This story is about a child whose father dies at home. It follows the family from the night of the father's death through the days following the funeral. The feelings of the child and the events surrounding her father's death are realistically portrayed and caringly addressed. The illustrations are bright and colorful and the text is rich and descriptive. This is an excellent resource for families who are experiencing, or will soon experience, the death of a family member.'

Supporting Children And Teens Through Grief And Loss: a guide for parents Center for Grieving Children, The (1999)
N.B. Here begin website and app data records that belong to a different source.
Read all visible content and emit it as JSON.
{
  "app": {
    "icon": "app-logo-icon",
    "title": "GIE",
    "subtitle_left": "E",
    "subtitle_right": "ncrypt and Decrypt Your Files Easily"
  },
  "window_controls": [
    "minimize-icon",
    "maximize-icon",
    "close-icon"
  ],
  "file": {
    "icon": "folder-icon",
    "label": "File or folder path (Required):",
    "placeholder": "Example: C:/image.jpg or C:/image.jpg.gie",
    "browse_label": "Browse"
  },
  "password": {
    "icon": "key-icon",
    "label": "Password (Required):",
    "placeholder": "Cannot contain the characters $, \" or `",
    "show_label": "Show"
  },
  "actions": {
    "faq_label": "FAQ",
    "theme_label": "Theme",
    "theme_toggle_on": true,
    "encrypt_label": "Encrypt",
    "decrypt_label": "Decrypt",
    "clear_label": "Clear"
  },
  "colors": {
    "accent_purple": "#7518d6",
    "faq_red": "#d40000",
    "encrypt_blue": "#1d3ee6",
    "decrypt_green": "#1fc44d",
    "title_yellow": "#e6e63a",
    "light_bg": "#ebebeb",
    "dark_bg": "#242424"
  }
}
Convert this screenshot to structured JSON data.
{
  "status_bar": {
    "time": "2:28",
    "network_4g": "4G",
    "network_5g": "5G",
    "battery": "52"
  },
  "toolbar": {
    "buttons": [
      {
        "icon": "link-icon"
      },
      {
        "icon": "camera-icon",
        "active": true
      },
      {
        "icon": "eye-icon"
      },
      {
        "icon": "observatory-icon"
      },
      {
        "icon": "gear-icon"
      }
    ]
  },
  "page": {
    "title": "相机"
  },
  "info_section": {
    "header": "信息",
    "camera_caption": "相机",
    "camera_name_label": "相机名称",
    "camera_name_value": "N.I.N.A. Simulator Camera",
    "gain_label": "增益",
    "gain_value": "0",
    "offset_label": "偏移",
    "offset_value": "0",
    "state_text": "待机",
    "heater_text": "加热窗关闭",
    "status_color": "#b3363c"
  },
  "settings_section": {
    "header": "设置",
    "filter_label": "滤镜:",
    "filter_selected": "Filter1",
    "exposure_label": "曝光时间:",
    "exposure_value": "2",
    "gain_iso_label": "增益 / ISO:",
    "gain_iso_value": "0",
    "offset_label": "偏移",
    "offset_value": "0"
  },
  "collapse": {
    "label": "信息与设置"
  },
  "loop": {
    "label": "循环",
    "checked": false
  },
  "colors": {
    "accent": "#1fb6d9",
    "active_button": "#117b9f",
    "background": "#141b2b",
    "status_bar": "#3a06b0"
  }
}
A reader friendly guide to helping children. Includes: supporting grieving children and teens, signs of grief in children and teens, what you can do, teachable moments, and taking care of yourself. Information that will help parents and their grieving children.